▶ **Exercise instructions**:
Restate every record word for word, without the pictures.

▶ **Material to process**:
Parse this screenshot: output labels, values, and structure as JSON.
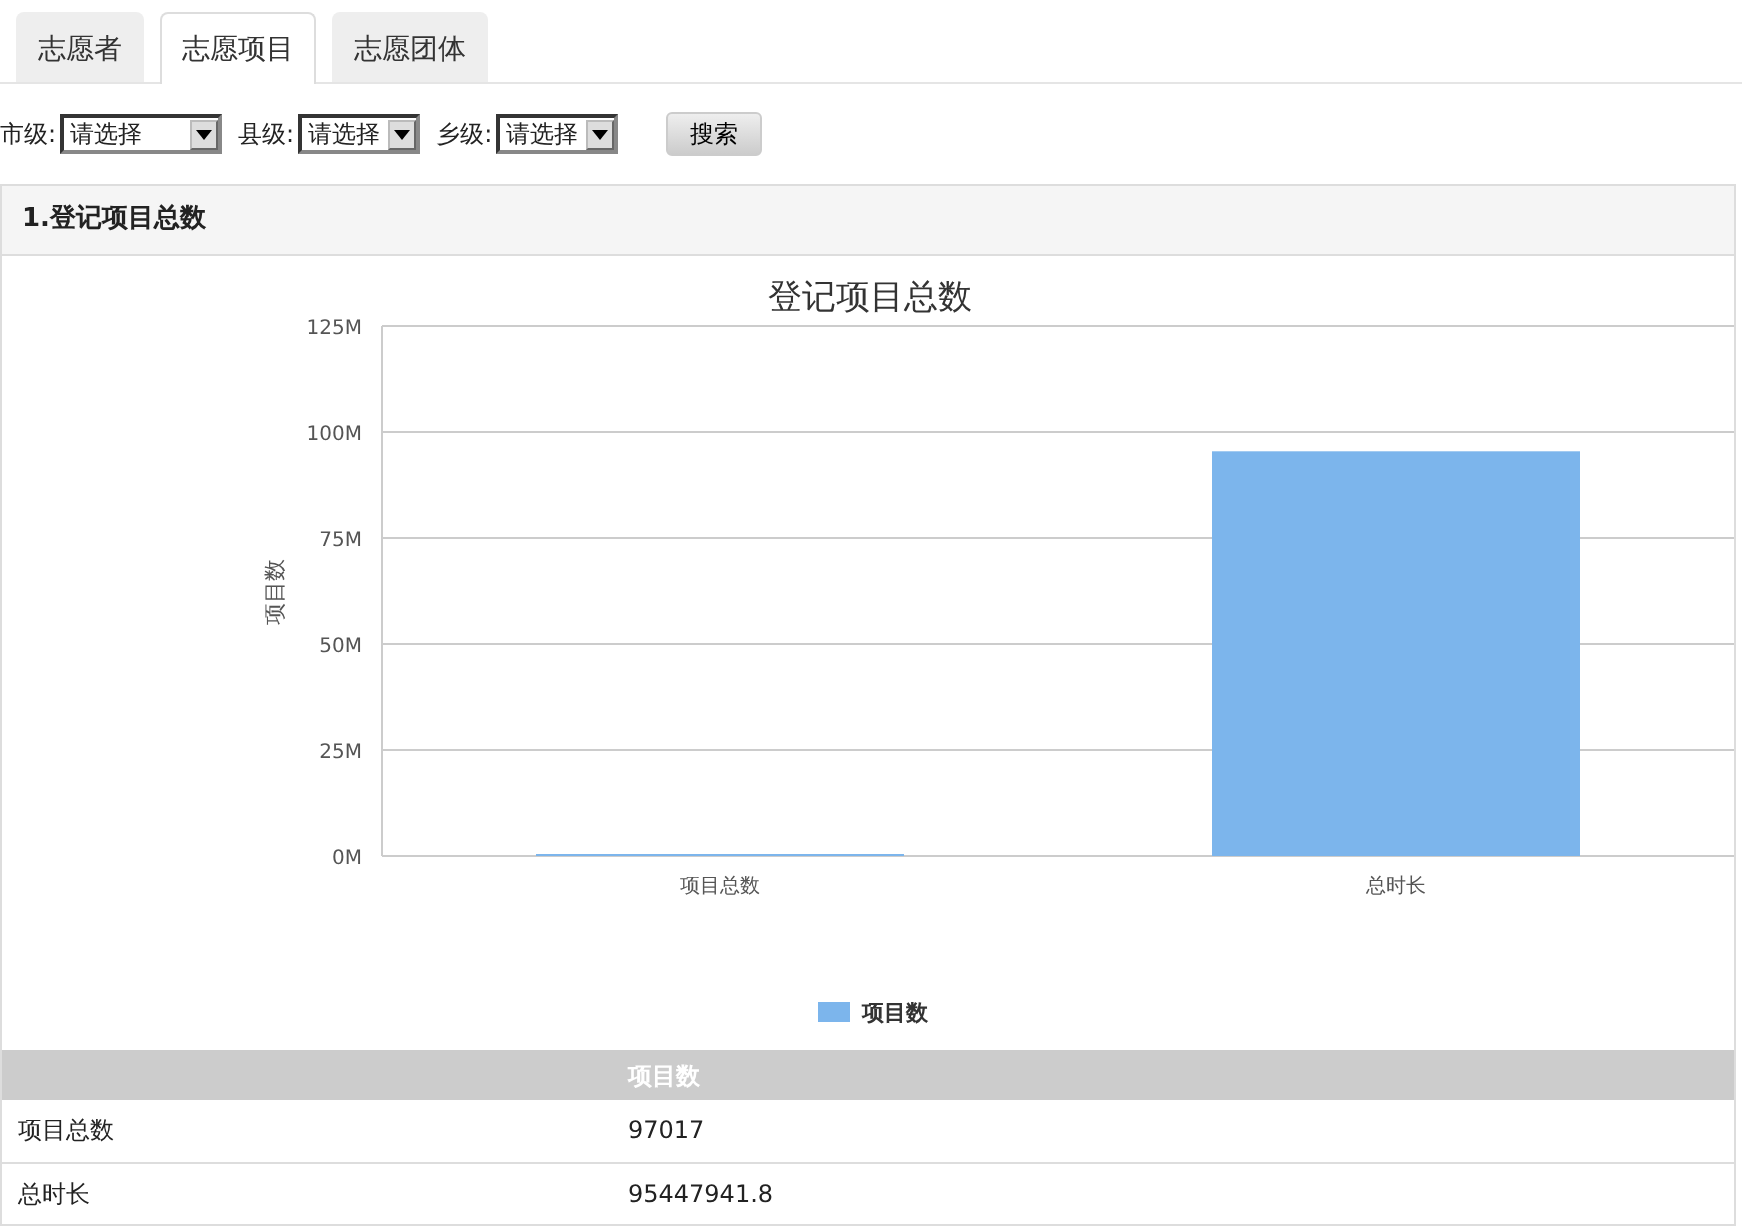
{
  "tabs": [
    {
      "label": "志愿者",
      "selected": false
    },
    {
      "label": "志愿项目",
      "selected": true
    },
    {
      "label": "志愿团体",
      "selected": false
    }
  ],
  "filters": [
    {
      "label": "市级:",
      "value": "请选择"
    },
    {
      "label": "县级:",
      "value": "请选择"
    },
    {
      "label": "乡级:",
      "value": "请选择"
    }
  ],
  "search_button": "搜索",
  "panel": {
    "title": "1.登记项目总数",
    "chart_data": {
      "type": "bar",
      "title": "登记项目总数",
      "ylabel": "项目数",
      "categories": [
        "项目总数",
        "总时长"
      ],
      "series": [
        {
          "name": "项目数",
          "color": "#7cb5ec",
          "values": [
            97017,
            95447941.8
          ]
        }
      ],
      "ylim": [
        0,
        125000000
      ],
      "grid": true,
      "yticks": [
        {
          "value": 0,
          "label": "0M"
        },
        {
          "value": 25000000,
          "label": "25M"
        },
        {
          "value": 50000000,
          "label": "50M"
        },
        {
          "value": 75000000,
          "label": "75M"
        },
        {
          "value": 100000000,
          "label": "100M"
        },
        {
          "value": 125000000,
          "label": "125M"
        }
      ]
    },
    "table": {
      "columns": [
        "项目数"
      ],
      "rows": [
        {
          "label": "项目总数",
          "value": "97017"
        },
        {
          "label": "总时长",
          "value": "95447941.8"
        }
      ]
    }
  }
}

▶ **Written response**:
Parse this screenshot: output labels, values, and structure as JSON.
{
  "tabs": [
    {
      "label": "志愿者",
      "selected": false
    },
    {
      "label": "志愿项目",
      "selected": true
    },
    {
      "label": "志愿团体",
      "selected": false
    }
  ],
  "filters": [
    {
      "label": "市级:",
      "value": "请选择"
    },
    {
      "label": "县级:",
      "value": "请选择"
    },
    {
      "label": "乡级:",
      "value": "请选择"
    }
  ],
  "search_button": "搜索",
  "panel": {
    "title": "1.登记项目总数",
    "chart_data": {
      "type": "bar",
      "title": "登记项目总数",
      "ylabel": "项目数",
      "categories": [
        "项目总数",
        "总时长"
      ],
      "series": [
        {
          "name": "项目数",
          "color": "#7cb5ec",
          "values": [
            97017,
            95447941.8
          ]
        }
      ],
      "ylim": [
        0,
        125000000
      ],
      "grid": true,
      "yticks": [
        {
          "value": 0,
          "label": "0M"
        },
        {
          "value": 25000000,
          "label": "25M"
        },
        {
          "value": 50000000,
          "label": "50M"
        },
        {
          "value": 75000000,
          "label": "75M"
        },
        {
          "value": 100000000,
          "label": "100M"
        },
        {
          "value": 125000000,
          "label": "125M"
        }
      ]
    },
    "table": {
      "columns": [
        "项目数"
      ],
      "rows": [
        {
          "label": "项目总数",
          "value": "97017"
        },
        {
          "label": "总时长",
          "value": "95447941.8"
        }
      ]
    }
  }
}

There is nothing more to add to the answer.